“‘It will never do for me to be married’:  The Life of Laura Wirt Randall, 1803-1833,” Journal of the Early Republic, XVII (Summer 1997), 193-236

“‘The Privations & Hardships of a New Country’:  Southern Women and Southern Hospitality on the Florida Frontier,” Florida Historical Quarterly, LXXV (Winter 1997), 259-75

“‘No Fetters But Such as Love Shall Forge’:  Elizabeth and William Wirt and Marriage in the Early Republic,” Virginia Magazine of History and Biography, CIV (Spring 1996), 211-50.

Short Articles and Blog Posts:

“When Lesbians Led the Women’s Suffrage Movement,” The Conversation, January 24, 2020,

“Same-Sex Couples Have Been in American Politics Way Longer than the Buttigiegs Have Been Married,” The Conversation, May 17, 2019,

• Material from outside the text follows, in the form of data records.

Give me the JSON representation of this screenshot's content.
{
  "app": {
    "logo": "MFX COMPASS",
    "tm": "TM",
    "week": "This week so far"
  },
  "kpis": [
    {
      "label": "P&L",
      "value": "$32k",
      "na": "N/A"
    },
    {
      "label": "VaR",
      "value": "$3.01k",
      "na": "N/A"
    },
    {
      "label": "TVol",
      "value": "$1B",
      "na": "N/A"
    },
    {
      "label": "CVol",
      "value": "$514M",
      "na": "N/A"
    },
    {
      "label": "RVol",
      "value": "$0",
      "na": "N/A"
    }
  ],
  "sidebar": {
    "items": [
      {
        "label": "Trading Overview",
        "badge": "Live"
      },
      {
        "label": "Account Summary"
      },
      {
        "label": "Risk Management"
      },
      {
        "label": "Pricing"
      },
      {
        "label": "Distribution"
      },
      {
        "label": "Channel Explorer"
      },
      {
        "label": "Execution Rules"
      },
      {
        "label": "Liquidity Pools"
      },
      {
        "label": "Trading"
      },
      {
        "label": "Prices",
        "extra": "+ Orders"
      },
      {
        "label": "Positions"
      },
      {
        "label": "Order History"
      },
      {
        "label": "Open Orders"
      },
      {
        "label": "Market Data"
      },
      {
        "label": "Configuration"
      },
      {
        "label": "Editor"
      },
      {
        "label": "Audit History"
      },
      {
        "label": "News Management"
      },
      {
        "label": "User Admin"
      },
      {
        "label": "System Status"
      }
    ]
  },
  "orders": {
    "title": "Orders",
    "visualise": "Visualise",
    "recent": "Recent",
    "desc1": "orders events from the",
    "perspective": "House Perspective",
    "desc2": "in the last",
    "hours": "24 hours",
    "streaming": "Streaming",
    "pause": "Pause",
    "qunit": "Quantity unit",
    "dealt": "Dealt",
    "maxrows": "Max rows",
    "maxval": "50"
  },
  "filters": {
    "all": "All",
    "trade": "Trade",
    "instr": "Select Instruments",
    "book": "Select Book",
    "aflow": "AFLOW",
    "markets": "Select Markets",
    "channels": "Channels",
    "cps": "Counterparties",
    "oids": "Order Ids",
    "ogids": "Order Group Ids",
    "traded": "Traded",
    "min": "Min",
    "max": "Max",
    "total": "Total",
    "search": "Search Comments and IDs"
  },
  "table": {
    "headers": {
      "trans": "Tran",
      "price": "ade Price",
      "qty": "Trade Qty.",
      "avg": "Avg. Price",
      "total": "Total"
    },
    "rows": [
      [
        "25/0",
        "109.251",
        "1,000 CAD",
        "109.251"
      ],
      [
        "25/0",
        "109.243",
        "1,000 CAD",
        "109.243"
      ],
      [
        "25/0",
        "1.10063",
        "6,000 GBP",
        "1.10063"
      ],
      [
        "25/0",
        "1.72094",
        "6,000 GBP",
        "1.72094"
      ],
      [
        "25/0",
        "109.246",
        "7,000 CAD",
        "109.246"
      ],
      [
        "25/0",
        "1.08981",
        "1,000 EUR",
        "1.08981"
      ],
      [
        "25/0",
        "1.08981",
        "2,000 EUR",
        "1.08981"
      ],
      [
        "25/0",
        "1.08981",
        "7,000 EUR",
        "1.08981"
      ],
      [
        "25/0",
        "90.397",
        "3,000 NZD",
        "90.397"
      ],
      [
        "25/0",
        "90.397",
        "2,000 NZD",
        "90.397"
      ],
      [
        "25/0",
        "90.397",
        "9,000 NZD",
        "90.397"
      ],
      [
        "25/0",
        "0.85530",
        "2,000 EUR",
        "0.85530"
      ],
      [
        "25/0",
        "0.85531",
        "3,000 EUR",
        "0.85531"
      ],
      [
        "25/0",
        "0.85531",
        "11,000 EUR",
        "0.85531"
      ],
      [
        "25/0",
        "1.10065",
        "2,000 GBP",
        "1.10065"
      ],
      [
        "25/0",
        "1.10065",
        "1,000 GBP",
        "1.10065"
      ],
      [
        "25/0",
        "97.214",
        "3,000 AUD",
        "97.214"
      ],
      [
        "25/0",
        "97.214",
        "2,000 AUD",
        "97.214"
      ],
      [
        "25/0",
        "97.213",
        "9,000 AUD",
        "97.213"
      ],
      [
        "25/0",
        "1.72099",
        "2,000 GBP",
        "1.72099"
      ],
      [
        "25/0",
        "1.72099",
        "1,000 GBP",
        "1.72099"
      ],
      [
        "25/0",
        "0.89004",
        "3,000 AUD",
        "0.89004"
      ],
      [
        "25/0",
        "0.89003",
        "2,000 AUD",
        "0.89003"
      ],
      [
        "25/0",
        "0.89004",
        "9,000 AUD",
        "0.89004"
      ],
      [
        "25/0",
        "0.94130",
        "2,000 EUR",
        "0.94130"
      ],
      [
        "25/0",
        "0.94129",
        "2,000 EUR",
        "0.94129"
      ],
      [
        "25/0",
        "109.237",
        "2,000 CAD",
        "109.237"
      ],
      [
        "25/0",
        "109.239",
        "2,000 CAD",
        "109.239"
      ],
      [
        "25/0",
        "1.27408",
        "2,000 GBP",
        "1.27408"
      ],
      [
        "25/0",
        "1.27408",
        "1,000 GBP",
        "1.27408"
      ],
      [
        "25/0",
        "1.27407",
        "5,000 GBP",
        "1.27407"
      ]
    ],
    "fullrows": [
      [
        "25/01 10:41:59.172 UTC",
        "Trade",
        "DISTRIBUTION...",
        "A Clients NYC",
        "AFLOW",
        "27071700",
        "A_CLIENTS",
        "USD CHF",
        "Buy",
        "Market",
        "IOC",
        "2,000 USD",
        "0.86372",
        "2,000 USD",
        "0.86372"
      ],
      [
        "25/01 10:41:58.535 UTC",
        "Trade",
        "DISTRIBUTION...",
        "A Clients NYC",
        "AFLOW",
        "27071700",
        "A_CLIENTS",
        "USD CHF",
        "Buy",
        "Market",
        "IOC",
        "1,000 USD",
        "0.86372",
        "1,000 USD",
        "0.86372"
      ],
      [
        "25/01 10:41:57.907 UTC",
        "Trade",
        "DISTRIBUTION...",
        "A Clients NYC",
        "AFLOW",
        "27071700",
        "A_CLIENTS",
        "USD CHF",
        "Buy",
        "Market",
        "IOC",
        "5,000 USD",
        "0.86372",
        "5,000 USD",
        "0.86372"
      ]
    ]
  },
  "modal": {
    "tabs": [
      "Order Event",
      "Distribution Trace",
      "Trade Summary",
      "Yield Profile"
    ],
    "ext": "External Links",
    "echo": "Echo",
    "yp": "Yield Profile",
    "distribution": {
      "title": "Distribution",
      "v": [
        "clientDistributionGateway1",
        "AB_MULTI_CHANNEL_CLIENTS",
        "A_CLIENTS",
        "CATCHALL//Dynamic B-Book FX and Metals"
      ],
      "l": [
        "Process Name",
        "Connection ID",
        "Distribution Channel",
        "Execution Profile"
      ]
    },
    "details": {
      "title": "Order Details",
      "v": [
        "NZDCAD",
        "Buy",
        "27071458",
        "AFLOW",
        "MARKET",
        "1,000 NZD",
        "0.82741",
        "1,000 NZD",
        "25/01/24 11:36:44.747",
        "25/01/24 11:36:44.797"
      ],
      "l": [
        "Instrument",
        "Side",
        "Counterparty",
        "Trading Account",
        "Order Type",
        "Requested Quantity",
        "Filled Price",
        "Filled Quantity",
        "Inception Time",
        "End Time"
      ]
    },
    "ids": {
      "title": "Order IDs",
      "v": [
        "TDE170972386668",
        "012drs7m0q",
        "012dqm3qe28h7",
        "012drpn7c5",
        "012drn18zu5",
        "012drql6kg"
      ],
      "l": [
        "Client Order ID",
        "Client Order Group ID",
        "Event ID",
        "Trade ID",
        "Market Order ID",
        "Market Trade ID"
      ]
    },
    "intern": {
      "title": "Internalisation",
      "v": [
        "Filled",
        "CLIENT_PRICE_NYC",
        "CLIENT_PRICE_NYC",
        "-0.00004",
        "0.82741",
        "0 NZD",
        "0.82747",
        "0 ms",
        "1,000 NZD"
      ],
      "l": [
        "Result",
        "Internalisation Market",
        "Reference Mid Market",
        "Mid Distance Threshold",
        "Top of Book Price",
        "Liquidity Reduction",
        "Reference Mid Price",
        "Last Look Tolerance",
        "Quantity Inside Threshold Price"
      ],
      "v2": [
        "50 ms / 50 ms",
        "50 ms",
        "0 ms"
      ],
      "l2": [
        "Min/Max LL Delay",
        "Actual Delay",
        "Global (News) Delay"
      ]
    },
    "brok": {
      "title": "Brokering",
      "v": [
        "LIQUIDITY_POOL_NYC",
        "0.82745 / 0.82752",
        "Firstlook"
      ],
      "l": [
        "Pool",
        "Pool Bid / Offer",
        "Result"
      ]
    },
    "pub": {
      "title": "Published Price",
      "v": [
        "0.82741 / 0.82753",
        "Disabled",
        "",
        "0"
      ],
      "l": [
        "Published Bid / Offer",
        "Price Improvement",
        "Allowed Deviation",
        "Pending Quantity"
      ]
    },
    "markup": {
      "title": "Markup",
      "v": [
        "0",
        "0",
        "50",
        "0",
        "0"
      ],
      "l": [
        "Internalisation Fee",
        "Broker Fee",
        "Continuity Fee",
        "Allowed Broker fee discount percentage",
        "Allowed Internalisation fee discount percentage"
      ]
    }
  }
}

“‘Self-Sacrificing Service: The Life and Death of a Red Cross Nurse in France,” Nursing Clio, November 8, 2018,

“100 Years of the ‘Gender Gap’ in American Politics,” The Conversation, November 24, 2016(reprinted in numerous publications, including Newsweek; more than 16,000 readers),

“Why Women’s Peace Activism in World War One Matters Now,” The Conversation, April 2, 2017 (reprinted in numerous publications, including U.S. News and World Report; more than 7000 readers),

“’Freedom of Matrimony’: Celebrating Love in an Era of Emancipation,” PBS, March 6, 2017,

“Making a Change: Educating Former Slaves,” PBS, February 20, 2017,

“’I Wanted To Do My Part’: Women as Soldiers in Civil War America,” PBS, February 13, 2017,

“’The Freedmen’s Cause’: African American Abolitionists,” PBS, February 6, 2017,

“Southern Women as Secret Agents,” PBS, January 30, 2017,

“Is Anybody Looking? Runaway Slaves and the Refugee Crisis in Civil War America,” PBS, January 23, 2017,

“Women’s Work and Sex Work in Nineteenth-Century America,” February 22, 2016,

“Mourning in the Civil War Era,” February 15, 2016,

“Military Service and Manhood in the Civil War Era,” February 8, 2016,

“For Freedom and Family,” February 1, 2016,

“Corsets, Crinolines, and the Civil War: The Politics of Civil War Fashions,” January 17, 2016,

“Feminism Personified: Judy Smith and the Women’s Movement,” March 6, 2014,

Media Coverage
Country Focus
American South; Chicago
Expertise by Geography
United States
Expertise by Chronology
19th century, 20th century
Expertise by Topic
American Civil War, Children & Youth, Family, Gender, Higher Ed, Sexuality, Women